Why not? Why must the saints wait, without their new resurrection bodies? The answer is given in verse 40: “Because God had provided something better for us, so that apart from us they should not be made perfect.” In other words, God’s purpose is that all his people — all the redeemed — be gathered in before any of them enjoys the fullness of his promise. His purpose is that we all come into the fullness of our inheritance together.
So the motivation is this: when you go away to plan your fall run with Jesus, think on the fact that your life counts to God and to them. Your finishing the race is what history is waiting for. The entire consummation of the plan of the universe waits until every single one of God’s elect are gathered in. All history waits and all those who have lived by faith crowd the marathon route to urge you on, because they will not be perfected without you. Nor you without them.
3. Jesus creates and perfects our faith.
Perhaps two more very brief motivations from Hebrews 12:2. The first is that the fight of faith is not done in our own strength. When you go away to plan your fall run with Jesus, verse 2 says, “Look to Jesus the author and perfecter of your faith.” Don’t look to your own resources and say, “I’ve tried before. It won’t work.” Fix your eyes on him. The battle is a battle of faith: will you believe that the things he promises are better than the bad habits that you use to cover your sadness?

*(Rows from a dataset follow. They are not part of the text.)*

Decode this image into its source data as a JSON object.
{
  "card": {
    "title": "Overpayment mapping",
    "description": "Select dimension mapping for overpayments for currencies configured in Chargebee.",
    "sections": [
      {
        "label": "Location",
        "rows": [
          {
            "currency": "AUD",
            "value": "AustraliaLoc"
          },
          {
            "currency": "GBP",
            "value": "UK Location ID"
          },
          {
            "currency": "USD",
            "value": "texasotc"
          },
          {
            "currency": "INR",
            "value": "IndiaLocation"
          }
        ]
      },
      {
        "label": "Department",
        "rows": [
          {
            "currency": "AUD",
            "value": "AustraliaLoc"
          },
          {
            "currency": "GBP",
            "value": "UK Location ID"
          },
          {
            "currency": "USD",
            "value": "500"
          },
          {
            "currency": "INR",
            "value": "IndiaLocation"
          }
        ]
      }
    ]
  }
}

But more than that, Jesus doesn’t just respond to faith with his help. He works to author faith and perfect faith. He works to begin it and he works to complete it. Faith lays hold on Jesus for help, because Jesus laid hold on the heart for faith. Hebrews 13:21 says that God works in us what is pleasing in his sight through Jesus. He is the author and the perfecter of our faith and we should sit with our Bible and our tablet in the park overwhelmed with the stunning truth that, behind every good resolve and plan of attack for this fall, God is at work in us to will and to do his good pleasure (Philippians 2:12–13) — to sustain and perfect our faith.
4. We will experience the joy of triumph at the end.
Finally, this writer wants us to be motivated to endure in our run with Jesus this fall the same way Jesus was sustained in his painful run. Continue in verse 2: “fixing our eyes on Jesus, the author and perfecter of faith, who for the joy set before him endured the cross.” It is not a morally defective thing to be sustained in the marathon of life by the joy of triumph at the end. The reward of seeing God and being free from all sin is the greatest incentive of all.
“The reward of seeing God is the greatest incentive of all.”
So if it seems that there are going to be some temporary losses when you run this race with Jesus, you are right. That is why Jesus said to count the cost (Luke 14:25–33) before you sign on. But the marathon of the Christian life is not mainly loss. It is mainly gain. “For the joy that was set before him he endured the cross.” It is only a matter of timing. If you see things with the eyes of God, there is a vapor’s breath of loss and pain, and then everlasting joy (2 Corinthians 4:17).
When you take your day away, with Bible and tablet, to plan your fall run with Jesus, think on this, think on this: “the sufferings of this present age are not worth comparing to the glory that will be revealed to the children of God” (Romans 8:18).
So, let us lay aside every encumbrance, and the sin, which so easily entangles us, and let us run with Jesus.